When a witness changes their story, the party calling the witness has the option to apply to impeach this witness in terms of the law, and so have the witness declared hostile. This means that in the case the State can cross-examine her, rather than just leading evidence.
Ms Kamunda denied during her court testimony that the remains of Tapiwa were found dumped at the homestead one of the witnesses, Mr Summer Murwira.
According to her statement to the police Ms Kamunda said her son, also listed as a State witness, had told her that he had been sent by Shamba to collect the boy from the garden, which he did and handed that boy over to Shamba.
It was also in her statement that she warned her son not to tell anyone about the disappearance of Tapiwa, as the matter was under police investigations.
It was on the basis of the witness denying these statements recorded from her that prompted the lead prosecutor, Mr Albert Masamha, to apply for Ms Kamunda’s impeachment.
Presiding judge Justice Munamato Mutevedzi allowed the application and declared the witness hostile and impeached her.
“The prosecution has made sufficient basis for impeachment. Her statement is at variance with what she told the court and the police.
“The witness, has been declared as a hostile witness and state is at liberty to cross examine its witness.”
The purpose of impeachment is not to persuade the judicial officer to accept the evidence he or she gave in the original statement, but to destroy their reliability as a witness for either side.
The trial of the four accused began on Monday with all the suspects denying the charge.
Shamba, the chief suspect who was the gardener of the boy’s father, was linked to the offence by his blood-soaked pair of trousers.
In his defence he claimed to have admitted to the murder under duress after being assaulted by the investigating officers.
He denied the link to the offence claiming that the blood spots that were found on his pair of trouser were from a chicken he had slaughtered at Makore Snr’s homestead.
He also claimed that the blood stains found on his vest were menstrual blood left by his friend’s girlfriend.
The other three also denied the offence saying they were assaulted by the police to give statements that were allegedly rehearsed by the police.
Tapiwa was allegedly murdered by his uncle in September 2020 in Nyamutumbu village, Murehwa. According to one alleged confession, the boy was drugged, killed and mutilated so that they could sell his body parts to a witch doctor for US$1 500.
The family faced continued grief after enduring over six months without laying his body to rest. The boy’s head could not be located until the time of his burial. The trial continues today with three more witnesses expected to testify.

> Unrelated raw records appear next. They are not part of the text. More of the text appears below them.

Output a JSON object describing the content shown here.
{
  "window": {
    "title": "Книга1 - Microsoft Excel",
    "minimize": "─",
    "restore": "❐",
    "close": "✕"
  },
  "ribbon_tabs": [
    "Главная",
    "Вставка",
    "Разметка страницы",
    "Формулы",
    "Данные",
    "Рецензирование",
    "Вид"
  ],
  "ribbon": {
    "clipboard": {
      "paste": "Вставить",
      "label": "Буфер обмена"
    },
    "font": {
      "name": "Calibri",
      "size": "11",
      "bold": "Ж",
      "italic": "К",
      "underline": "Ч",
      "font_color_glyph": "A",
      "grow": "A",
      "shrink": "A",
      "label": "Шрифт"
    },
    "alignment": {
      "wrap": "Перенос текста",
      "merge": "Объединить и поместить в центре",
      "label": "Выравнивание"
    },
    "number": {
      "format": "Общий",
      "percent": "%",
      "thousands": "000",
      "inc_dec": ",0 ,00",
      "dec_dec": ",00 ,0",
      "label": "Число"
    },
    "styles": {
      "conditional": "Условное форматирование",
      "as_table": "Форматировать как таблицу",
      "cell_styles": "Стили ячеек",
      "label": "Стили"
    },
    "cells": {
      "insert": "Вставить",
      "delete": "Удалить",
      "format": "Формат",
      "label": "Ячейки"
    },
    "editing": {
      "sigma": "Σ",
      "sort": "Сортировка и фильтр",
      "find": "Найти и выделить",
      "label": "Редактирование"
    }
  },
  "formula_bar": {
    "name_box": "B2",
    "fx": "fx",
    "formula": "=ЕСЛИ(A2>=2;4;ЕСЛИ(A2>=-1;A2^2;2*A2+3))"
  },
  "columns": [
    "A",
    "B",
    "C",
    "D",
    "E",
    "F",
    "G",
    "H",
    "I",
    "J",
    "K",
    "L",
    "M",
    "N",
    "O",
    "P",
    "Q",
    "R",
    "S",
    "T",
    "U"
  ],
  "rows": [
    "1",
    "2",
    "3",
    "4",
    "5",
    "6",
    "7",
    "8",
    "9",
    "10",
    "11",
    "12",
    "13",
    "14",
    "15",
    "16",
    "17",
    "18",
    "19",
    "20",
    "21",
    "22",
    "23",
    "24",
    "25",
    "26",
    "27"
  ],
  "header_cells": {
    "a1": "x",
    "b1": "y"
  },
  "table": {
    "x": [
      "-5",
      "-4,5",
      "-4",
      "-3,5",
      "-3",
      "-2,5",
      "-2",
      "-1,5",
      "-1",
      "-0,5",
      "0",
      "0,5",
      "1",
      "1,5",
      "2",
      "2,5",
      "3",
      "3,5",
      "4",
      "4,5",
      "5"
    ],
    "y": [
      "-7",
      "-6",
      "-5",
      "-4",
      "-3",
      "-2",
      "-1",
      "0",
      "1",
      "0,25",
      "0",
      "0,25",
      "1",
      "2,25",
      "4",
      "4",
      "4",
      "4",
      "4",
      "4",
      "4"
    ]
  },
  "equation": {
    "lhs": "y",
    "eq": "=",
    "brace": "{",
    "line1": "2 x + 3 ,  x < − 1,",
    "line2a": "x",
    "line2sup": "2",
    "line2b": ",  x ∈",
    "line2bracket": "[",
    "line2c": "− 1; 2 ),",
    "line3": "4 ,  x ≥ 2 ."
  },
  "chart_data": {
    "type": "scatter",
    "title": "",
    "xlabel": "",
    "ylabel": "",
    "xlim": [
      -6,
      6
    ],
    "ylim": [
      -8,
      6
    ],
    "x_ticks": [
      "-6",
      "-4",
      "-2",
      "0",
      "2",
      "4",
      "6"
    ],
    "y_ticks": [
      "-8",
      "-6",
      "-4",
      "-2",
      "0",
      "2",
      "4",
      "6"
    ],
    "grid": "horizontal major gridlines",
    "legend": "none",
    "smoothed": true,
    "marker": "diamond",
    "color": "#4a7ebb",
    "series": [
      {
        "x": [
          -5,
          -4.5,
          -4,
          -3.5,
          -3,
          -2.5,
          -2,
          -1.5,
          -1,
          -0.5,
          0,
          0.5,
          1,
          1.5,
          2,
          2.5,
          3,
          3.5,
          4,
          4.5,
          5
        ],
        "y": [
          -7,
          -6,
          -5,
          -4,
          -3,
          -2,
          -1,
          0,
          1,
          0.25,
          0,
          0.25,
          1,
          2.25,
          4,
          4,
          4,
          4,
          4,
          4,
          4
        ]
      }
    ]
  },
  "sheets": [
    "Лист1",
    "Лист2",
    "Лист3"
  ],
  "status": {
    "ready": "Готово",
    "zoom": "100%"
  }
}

Mr Moses Mavhaire and Mutsa Chivandire from Chivandire, Mavhaire and Zinto Law Chambers are representing Shamba.
Tapiwa Makore Snr is being represented by Mr Munyaradzi Midzi of Titan Law Chambers while Hunidzarira is being represented by Mr Maxwell Mavhunga of Mavhunga and Associates.